A new Aged Care Act – Have your say!

On 17 January 2024, COTA Australia, in partnership with the Older Persons Advocacy Network and 10 other older people and carer organisations, released their Preliminary Key Issues Paper in response to the New Aged Care Act Exposure Draft.

Scheduled to come into effect on 1 July 2024, this ground-breaking piece of legislation will inform the future of Australia’s aged care. It is vital for older people, their families, and anyone with an interest in the aged care sector to have their say.  This is why we need to hear your views!

Read our Key Issues paper or a summarised version here.

Key issues in the Aged Care Exposure Draft

The Aged Care Royal Commission recognised that the design of the current aged care system meant older people and their families had limited power compared to providers and regulators. However, it proposed a more transparent rights-based approach to aged care, with stronger regulatory powers to correct the power imbalance.

You may recall that last year we ran consultations about various aspects of the Act, which some of you will have attended. Given the benefit of your views and experiences, we made a submission that reflected the feedback provided at the consultations. We are pleased to see that the exposure draft for the New Aged Care Act addresses much of our feedback, with 29 of our submission recommendations reflected in the draft. But the exposure draft doesn’t go far enough to deliver choice and control, transparency, an effective complaints process and enforceability of rights.

Some of the key issues we identified include:

  • The choice and control over how we receive care and services,
  • ensuring rights are enforced,
  • the need for an effective, independent, complaints process
  • the transparency of aged care providers and government actions, and
  • ensuring the Act commences by 1 July 2024 so older people don’t have to wait longer for their rights.

Our Key Issues Paper has been prepared by COTA Australia and OPAN, in partnership with 10 other older people and carer organisations.
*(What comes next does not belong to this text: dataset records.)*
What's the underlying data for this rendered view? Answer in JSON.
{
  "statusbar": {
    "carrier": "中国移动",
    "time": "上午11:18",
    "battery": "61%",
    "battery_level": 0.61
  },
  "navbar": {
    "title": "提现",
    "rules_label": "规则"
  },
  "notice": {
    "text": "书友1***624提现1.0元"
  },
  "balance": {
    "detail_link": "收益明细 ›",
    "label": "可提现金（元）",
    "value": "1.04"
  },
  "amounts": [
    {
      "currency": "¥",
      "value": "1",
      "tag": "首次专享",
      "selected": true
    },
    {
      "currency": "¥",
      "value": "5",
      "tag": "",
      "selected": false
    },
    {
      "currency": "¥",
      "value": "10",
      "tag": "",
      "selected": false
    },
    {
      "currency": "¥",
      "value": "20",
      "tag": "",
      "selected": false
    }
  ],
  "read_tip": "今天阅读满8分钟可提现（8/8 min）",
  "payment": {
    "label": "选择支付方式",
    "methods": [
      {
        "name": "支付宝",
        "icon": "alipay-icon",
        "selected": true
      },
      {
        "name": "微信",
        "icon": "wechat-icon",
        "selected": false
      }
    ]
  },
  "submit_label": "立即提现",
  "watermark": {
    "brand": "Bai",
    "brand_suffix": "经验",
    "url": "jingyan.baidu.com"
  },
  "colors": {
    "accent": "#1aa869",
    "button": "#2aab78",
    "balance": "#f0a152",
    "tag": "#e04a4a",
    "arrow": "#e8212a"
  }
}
It presents a preliminary assessment of some of the key issues with the Exposure Draft of the new Aged Care Act and proposes possible solutions for discussion. It is not designed to be an exhaustive list and there will be other issues that arise based on the feedback of older people, carers and stakeholders.  The paper does not address aspects of the Act that we support.

COTA/OPAN Consultations on their submission to the Exposure Draft

A heart-felt thank you to the 717 people who registered for our online Aged Care Exposure Draft consultation on Friday 19 January, and to the 720 people who registered for Monday’s follow-up event.  Our CEO Patricia Sparrow and co-host OPAN CEO Craig Gear, were thrilled by the level of engagement. Your valuable feedback will be included in our final submission to the Australian Government.

We apologise to anyone who feels their voice was not heard during the consultations due to the enthusiastic response across our chat, Q&A, and through direct comments. However, there is still time to have your say on the Aged Care Act Exposure Draft before consultation closes on 16 February.

How to get involved

The Department of Health and Aged Care has a range of opportunities, including:

  • Survey – closes Friday 16 February 2024. Click here to complete online.
    The survey can also be completed by calling 1800 318 209.
  • Workshops and drop-in sessions – to 14 February 2024.
    Click here for locations and to register.

Written submissions – also close on Friday 16 February 2024.
Click here for more information.

We welcome the opportunity to provide feedback to the Australian Government before final decisions have been taken. A final analysis of the exposure draft will be included in our joint submission at the end of the consultation period. We expect Parliament to conduct an inquiry into the next version of the Bill, which must include the parts of the exposure draft still missing (e.g. fees and charges) and call on Australian Government to ensure the ‘Rules’ (subordinate legislation) are available for this inquiry to scrutinise.